ASSIGNMENT: Give each record below again, without a single difference.

DATA SECTION:
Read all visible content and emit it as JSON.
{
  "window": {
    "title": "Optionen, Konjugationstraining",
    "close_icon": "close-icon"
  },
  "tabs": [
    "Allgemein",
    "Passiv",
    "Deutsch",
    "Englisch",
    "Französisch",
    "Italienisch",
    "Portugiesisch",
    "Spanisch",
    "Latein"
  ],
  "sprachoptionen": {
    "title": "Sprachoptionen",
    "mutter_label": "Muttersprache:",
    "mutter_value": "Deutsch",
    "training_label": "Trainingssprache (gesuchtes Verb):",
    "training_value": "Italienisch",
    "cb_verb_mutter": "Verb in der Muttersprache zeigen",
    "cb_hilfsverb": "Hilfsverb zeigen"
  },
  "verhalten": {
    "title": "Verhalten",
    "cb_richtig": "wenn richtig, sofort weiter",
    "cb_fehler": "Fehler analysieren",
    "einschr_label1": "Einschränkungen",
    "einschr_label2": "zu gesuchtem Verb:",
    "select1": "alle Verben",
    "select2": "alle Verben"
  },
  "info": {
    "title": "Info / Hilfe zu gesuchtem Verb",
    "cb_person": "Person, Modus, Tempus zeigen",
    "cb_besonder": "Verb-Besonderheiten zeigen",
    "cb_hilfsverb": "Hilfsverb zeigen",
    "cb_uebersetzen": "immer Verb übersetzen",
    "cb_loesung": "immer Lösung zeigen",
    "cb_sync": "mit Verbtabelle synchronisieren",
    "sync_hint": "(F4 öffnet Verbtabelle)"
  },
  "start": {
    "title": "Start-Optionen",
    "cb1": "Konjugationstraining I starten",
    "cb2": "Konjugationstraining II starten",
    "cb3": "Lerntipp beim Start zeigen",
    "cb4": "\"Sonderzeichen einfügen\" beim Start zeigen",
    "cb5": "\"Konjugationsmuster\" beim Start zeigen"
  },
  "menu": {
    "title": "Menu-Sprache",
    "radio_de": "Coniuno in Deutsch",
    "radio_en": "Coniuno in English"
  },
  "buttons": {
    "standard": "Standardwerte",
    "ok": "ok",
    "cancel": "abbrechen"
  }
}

THE ANSWER:
Read all visible content and emit it as JSON.
{
  "window": {
    "title": "Optionen, Konjugationstraining",
    "close_icon": "close-icon"
  },
  "tabs": [
    "Allgemein",
    "Passiv",
    "Deutsch",
    "Englisch",
    "Französisch",
    "Italienisch",
    "Portugiesisch",
    "Spanisch",
    "Latein"
  ],
  "sprachoptionen": {
    "title": "Sprachoptionen",
    "mutter_label": "Muttersprache:",
    "mutter_value": "Deutsch",
    "training_label": "Trainingssprache (gesuchtes Verb):",
    "training_value": "Italienisch",
    "cb_verb_mutter": "Verb in der Muttersprache zeigen",
    "cb_hilfsverb": "Hilfsverb zeigen"
  },
  "verhalten": {
    "title": "Verhalten",
    "cb_richtig": "wenn richtig, sofort weiter",
    "cb_fehler": "Fehler analysieren",
    "einschr_label1": "Einschränkungen",
    "einschr_label2": "zu gesuchtem Verb:",
    "select1": "alle Verben",
    "select2": "alle Verben"
  },
  "info": {
    "title": "Info / Hilfe zu gesuchtem Verb",
    "cb_person": "Person, Modus, Tempus zeigen",
    "cb_besonder": "Verb-Besonderheiten zeigen",
    "cb_hilfsverb": "Hilfsverb zeigen",
    "cb_uebersetzen": "immer Verb übersetzen",
    "cb_loesung": "immer Lösung zeigen",
    "cb_sync": "mit Verbtabelle synchronisieren",
    "sync_hint": "(F4 öffnet Verbtabelle)"
  },
  "start": {
    "title": "Start-Optionen",
    "cb1": "Konjugationstraining I starten",
    "cb2": "Konjugationstraining II starten",
    "cb3": "Lerntipp beim Start zeigen",
    "cb4": "\"Sonderzeichen einfügen\" beim Start zeigen",
    "cb5": "\"Konjugationsmuster\" beim Start zeigen"
  },
  "menu": {
    "title": "Menu-Sprache",
    "radio_de": "Coniuno in Deutsch",
    "radio_en": "Coniuno in English"
  },
  "buttons": {
    "standard": "Standardwerte",
    "ok": "ok",
    "cancel": "abbrechen"
  }
}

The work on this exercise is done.